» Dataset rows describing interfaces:
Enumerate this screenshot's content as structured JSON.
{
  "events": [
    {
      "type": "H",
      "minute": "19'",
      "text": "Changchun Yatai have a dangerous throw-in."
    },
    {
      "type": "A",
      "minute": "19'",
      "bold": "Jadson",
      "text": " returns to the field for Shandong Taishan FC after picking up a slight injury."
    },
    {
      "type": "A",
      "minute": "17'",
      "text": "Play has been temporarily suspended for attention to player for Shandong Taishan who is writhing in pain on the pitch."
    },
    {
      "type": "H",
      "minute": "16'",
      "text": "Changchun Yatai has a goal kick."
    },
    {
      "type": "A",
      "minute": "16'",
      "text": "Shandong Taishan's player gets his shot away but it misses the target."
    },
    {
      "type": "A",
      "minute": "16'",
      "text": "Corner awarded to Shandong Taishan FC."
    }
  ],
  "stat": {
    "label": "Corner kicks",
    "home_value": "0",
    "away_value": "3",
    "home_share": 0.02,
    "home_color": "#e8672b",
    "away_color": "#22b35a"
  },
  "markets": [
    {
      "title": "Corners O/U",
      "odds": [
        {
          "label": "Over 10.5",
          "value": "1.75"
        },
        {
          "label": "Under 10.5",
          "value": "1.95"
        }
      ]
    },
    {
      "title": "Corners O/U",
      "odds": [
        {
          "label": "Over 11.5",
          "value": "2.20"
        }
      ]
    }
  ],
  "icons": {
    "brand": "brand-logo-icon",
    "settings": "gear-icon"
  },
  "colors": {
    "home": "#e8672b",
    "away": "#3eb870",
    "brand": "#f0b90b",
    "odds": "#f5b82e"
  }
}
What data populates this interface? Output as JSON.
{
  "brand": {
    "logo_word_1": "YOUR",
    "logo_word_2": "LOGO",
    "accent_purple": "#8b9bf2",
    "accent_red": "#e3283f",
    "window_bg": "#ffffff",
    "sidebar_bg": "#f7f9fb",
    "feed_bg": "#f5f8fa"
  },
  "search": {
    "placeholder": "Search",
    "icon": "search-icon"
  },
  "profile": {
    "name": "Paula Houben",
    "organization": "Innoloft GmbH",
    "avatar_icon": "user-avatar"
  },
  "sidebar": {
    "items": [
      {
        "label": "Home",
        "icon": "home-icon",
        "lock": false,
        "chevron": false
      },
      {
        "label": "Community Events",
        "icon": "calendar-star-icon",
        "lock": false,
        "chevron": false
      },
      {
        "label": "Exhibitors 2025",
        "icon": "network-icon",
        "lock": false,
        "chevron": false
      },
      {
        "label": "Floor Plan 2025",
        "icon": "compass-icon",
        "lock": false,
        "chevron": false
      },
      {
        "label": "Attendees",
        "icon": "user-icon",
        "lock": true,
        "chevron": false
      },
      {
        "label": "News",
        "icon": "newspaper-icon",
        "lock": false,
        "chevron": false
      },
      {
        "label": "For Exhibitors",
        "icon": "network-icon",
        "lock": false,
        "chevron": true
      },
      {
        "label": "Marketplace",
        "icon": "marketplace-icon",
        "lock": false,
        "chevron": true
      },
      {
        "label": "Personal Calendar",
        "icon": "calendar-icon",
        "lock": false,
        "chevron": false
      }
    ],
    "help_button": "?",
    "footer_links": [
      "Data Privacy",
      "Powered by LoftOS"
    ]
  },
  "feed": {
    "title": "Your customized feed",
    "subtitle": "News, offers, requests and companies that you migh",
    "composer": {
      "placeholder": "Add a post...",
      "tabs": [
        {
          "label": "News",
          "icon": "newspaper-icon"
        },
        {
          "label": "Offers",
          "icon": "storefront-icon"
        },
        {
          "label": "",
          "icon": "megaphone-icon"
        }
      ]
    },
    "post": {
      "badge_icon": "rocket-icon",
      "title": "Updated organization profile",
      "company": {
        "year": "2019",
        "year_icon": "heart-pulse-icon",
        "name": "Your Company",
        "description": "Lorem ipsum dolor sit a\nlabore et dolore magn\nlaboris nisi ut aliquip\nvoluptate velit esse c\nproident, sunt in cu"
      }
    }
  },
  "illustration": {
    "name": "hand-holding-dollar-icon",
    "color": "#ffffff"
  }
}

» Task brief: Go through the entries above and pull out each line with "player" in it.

» Reply:
      "text": "Play has been temporarily suspended for attention to player for Shandong Taishan who is writhing in pain on the pitch."
      "text": "Shandong Taishan's player gets his shot away but it misses the target."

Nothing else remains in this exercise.